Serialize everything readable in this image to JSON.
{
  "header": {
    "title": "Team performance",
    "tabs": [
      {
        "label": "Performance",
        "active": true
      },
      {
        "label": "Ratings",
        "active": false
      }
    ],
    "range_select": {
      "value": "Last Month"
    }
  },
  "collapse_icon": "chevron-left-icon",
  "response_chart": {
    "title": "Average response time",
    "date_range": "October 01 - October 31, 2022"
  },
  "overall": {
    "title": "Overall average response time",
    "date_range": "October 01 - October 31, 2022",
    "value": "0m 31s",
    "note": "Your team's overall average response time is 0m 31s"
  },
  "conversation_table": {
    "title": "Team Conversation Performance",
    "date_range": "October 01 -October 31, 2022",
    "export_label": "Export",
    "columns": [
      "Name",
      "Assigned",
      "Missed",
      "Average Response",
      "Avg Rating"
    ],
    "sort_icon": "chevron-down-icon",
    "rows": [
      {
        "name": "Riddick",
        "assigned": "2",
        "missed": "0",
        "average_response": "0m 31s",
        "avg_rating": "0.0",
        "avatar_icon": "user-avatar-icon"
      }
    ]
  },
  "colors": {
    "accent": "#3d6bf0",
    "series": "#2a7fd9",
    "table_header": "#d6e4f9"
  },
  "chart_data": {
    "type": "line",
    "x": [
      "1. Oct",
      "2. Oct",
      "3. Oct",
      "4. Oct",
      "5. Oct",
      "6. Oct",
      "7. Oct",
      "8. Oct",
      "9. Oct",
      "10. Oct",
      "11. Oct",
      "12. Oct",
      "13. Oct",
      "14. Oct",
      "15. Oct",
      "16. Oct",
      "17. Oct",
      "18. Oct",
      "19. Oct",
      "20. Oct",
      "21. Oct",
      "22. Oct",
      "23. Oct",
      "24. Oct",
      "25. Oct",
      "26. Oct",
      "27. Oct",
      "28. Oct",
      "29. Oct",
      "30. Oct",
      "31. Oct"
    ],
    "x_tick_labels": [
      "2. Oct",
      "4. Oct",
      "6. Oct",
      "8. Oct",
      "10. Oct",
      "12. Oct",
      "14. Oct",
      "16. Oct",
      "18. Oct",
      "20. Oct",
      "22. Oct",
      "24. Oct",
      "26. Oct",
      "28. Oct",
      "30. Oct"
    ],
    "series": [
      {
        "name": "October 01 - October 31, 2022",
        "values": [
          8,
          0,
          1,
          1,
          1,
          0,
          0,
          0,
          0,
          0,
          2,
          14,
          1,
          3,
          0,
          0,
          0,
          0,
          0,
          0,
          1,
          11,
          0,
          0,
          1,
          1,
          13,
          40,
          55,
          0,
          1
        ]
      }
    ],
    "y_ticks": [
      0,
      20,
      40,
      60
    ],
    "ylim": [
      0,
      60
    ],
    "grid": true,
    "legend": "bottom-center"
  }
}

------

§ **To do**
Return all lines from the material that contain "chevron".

§ **Solution for this task**
  "collapse_icon": "chevron-left-icon",
    "sort_icon": "chevron-down-icon",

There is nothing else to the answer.